Honor Guard: Local firefighters pay tribute to Texas fallen

Honor Guard: Local firefighters pay tribute to Texas fallen

PORTLAND, Ore. – A few days after the explosion in Texas, firefighters there sent a simple Facebook message to firefighters in Oregon. They were strangers but they needed help honoring 12 Texas men who died.

Two firefighters arrived back home to Portland on Friday after spending a week helping the families of their fellow firefighters killed in that fertilizer plant explosion.

After the first wave of firefighters rushed to the burning plant just in time for the huge explosion last week that took their lives, the second wave of firefighters rushed to the plant this week.

Instead of hoses, they carried flags to serve in the honor guard. The honor guard is a volunteer corps that stands guard over the caskets of the fallen. Oregon proudly sent two – their long journey sewn onto the sleeves of Phil Burks’ and Raina Eshleman's uniforms.

Said Eshleman: "It was kind of funny that the whole time we were there people would see the patch on the sleeve of our uniform where it says "Oregon Fire Service Honor Guard” and they would say, 'Well, where's Oregon?' And what they meant was is that in Texas? They couldn't wrap their minds around the fact that people would come all the way from Oregon to Texas to help them."

Burks said they didn't know anyone there.

"This was unknown land. We were told to buy a plane ticket, and they would get us to where we needed to go," he said.

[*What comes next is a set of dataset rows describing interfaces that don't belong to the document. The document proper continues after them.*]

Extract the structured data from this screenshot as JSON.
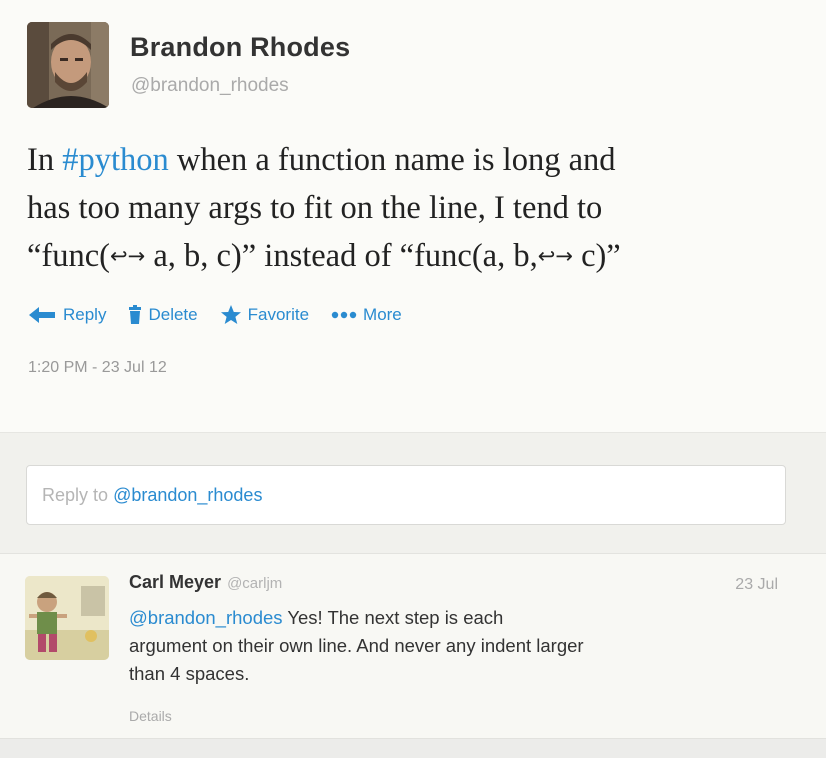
{
  "tweet": {
    "author_name": "Brandon Rhodes",
    "author_handle": "@brandon_rhodes",
    "text": {
      "line1_prefix": "In ",
      "hashtag": "#python",
      "line1_suffix": " when a function name is long and",
      "line2": "has too many args to fit on the line, I tend to",
      "line3_a": "“func(",
      "line3_b": "a, b, c)” instead of “func(a, b,",
      "line3_c": "c)”",
      "symbol": "↩→"
    },
    "timestamp": "1:20 PM - 23 Jul 12"
  },
  "actions": [
    {
      "label": "Reply",
      "icon": "reply-arrow-icon"
    },
    {
      "label": "Delete",
      "icon": "trash-icon"
    },
    {
      "label": "Favorite",
      "icon": "star-icon"
    },
    {
      "label": "More",
      "icon": "more-dots-icon"
    }
  ],
  "reply_box": {
    "prefix": "Reply to ",
    "mention": "@brandon_rhodes"
  },
  "reply": {
    "author_name": "Carl Meyer",
    "author_handle": "@carljm",
    "date": "23 Jul",
    "mention": "@brandon_rhodes",
    "line1_rest": " Yes! The next step is each",
    "line2": "argument on their own line. And never any indent larger",
    "line3": "than 4 spaces.",
    "details_label": "Details"
  },
  "colors": {
    "link": "#2a8bd0",
    "text": "#333333",
    "muted": "#aaaaaa"
  }
}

They were needed with the fallen. The firefighters who died enjoyed the company of their comrades while their caskets waited for burial.

Even on the way to the Dallas Airport to come home Burks and Eshleman found a way to give even more. They heard about a family from Illinois who couldn’t afford to bring the body of their Texas loved one back to be buried.

"Within an hour and 15 minutes as we were rolling down the highway, we had secured enough funds," said Eshleman.

Those donations came from firefighters and friends in Oregon.

They spent five days serving in the honor guard, but there are still 12 firefighters who are waiting to be buried there. So there are other firefighters from all around the country who are still serving in the honor guard until those funerals.

Burks works for the fire department on Mount Hood and Eshleman is a paramedic for Clackamas Fire.